Less common side effects are: may affect up to 1 in 100 people:

  • depression (see also section 2 “Take special care with Bupropion Bluefish” under “If you start to feel worse and have thoughts of harming yourself”)
  • confusion
  • difficulty concentrating
  • increased heart rate
  • weight loss.

Rare side effects are: may affect up to 1 in 1000 users:

  • seizures.

Very rare side effects: may affect up to 1 in 10,000 people:

  • palpitation er (palpitations), fainting
  • twitching, muscle stiffness, uncontrolled muscle movements, gait problems or coordination
  • restlessness, irritability, hostility, aggression, strange dreams, numbness or tingling, memory loss
  • yellowing of the skin or whites of the eyes that may be due to elevated liver enzyme levels, hepatitis
  • severe allergic reactions; skin rash along with joint and muscle pain
  • blood sugar disorders
  • urination more often or less frequently than normal
  • urinary incontinence (involuntary emptying of the bladder, urine leakage)
  • severe rash in the mouth or on other parts of the body that can be life-threatening
  • worsening of psoriasis (limited, reddening thickening of the skin)
  • a feeling of being out of reality (depersonalization), unreal sensory impressions (hallucinations), feeling or believing things that are not true (delusions), severe suspicion ( paranoia ).

Other side effects are

Other side effects have been reported in a few people but their exact frequency is unknown:

  • thoughts of self-harm or suicide while using Bupropion Bluefish or shortly after stopping treatment (see section 2. “What you need to know before you take Bupropion Bluefish”). If you have such thoughts, contact your doctor or go to a hospital immediately.
  • lost contact with reality and inability to think clearly or make clear judgments ( psychosis ); Other symptoms may include hallucinations and/or delusions.
  • decreased number of red blood cells ( anemia ), decreased the number of white blood cells ( leukopenia ), and decreased the number of platelets ( thrombocytopenia).
  • decreased sodium levels in the blood ( hyponatremia ).

Reporting of side effects

If you get any side effects, talk to your doctor, pharmacist, or nurse. This includes any possible side effects not listed in this leaflet. You can also report side effects directly to the Medical Products Agency, www.lakemedelsverket.se. By reporting side effects, you can help increase drug safety information. 

5. How to store Bupropion Bluefish

Keep this medicine out of the sight and reach of children.

Do not use this medicine after the expiry date which is stated on the carton after EXP. The expiration date is the last day of the specified month.

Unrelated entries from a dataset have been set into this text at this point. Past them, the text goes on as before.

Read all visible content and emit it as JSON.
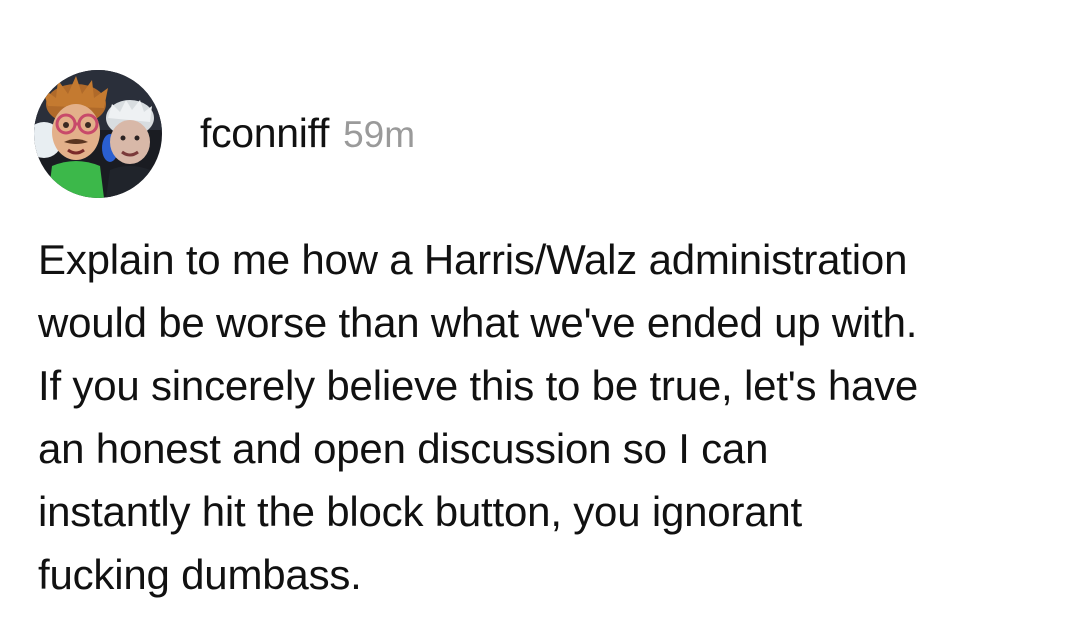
{
  "post": {
    "username": "fconniff",
    "timestamp": "59m",
    "avatar_icon": "profile-avatar-two-puppets",
    "text_lines": [
      "Explain to me how a Harris/Walz administration",
      "would be worse than what we've ended up with.",
      "If you sincerely believe this to be true, let's have",
      "an honest and open discussion so I can",
      "instantly hit the block button, you ignorant",
      "fucking dumbass."
    ]
  }
}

No special storage instructions.

Medicines should not be disposed of via wastewater or household waste. Ask your pharmacist how to dispose of medicines no longer required. These measures will help to protect the environment.

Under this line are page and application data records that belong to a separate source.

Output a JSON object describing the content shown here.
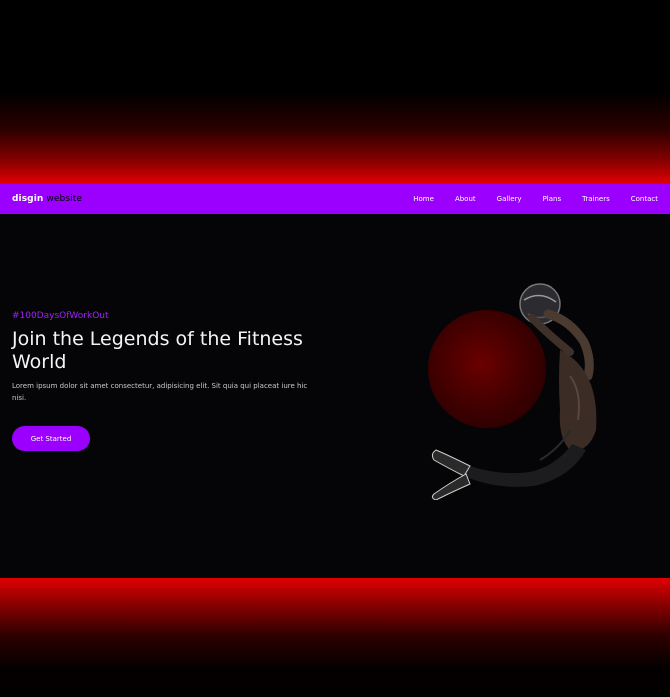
{
  "brand": {
    "name": "disgin",
    "accent": "website"
  },
  "nav": {
    "items": [
      {
        "label": "Home",
        "active": true
      },
      {
        "label": "About",
        "active": false
      },
      {
        "label": "Gallery",
        "active": false
      },
      {
        "label": "Plans",
        "active": false
      },
      {
        "label": "Trainers",
        "active": false
      },
      {
        "label": "Contact",
        "active": false
      }
    ]
  },
  "hero": {
    "hashtag": "#100DaysOfWorkOut",
    "title": "Join the Legends of the Fitness World",
    "description": "Lorem ipsum dolor sit amet consectetur, adipisicing elit. Sit quia qui placeat iure hic nisi.",
    "cta_label": "Get Started"
  },
  "colors": {
    "accent": "#9b00ff",
    "hashtag": "#a020ff",
    "glow_red": "#e40000",
    "background": "#050505"
  }
}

6. Contents of the packaging and other information

Content declaration

The active substance is bupropion hydrochloride. Each tablet contains 300 mg of bupropion hydrochloride.

Other ingredients are:

Tablet core: Povidone, cysteine ​​hydrochloride monohydrate, colloidal anhydrous silica, glycerol dibehenate, magnesium stearate (E 470b)

Coating: Ethylcellulose 100 mPas, povidone, macrogol, methacrylic acid – ethyl acrylate copolymer (1: 1) containing sodium lauryl sulfate and polysorbate 80, colloidal anhydrous silica, triethyl citrate

Ink: Shellac, black iron oxide (E172), and propylene glycol.

What the medicine looks like and the contents of the pack

Bupropion Bluefish is a creamy white to pale yellow, round tablet marked “GS2” on one side and without marking on the other side. The diameter of the tablet is approximately 9.3 mm.

OPA / Alu / PVC-Alu blisters containing 7, 30, 60, and 90 tablets. Also available in OPA / Alu / PVC-Alu perforated unit dose blisters containing 30×1 tablets.

Not all pack sizes may be marketed.


Accord Healthcare Limited,

Sage House, 319 Pinner Road, Harrow, Middlesex, HA1 4HF, UK and Northern Ireland

Laboratori Fundació DAU,

C / C, 12-14 Pol. Ind. Zona Franca, Barcelona, ​​08040, Spain

This medicinal product is authorized under the European Economic Area under the names:

Germany  Bupropion Bluefish 300 mg tablets with altered active substance release
NetherlandsBupropion hydrochloride Bluefish 300 mg controlled-release tablets

Leave a Reply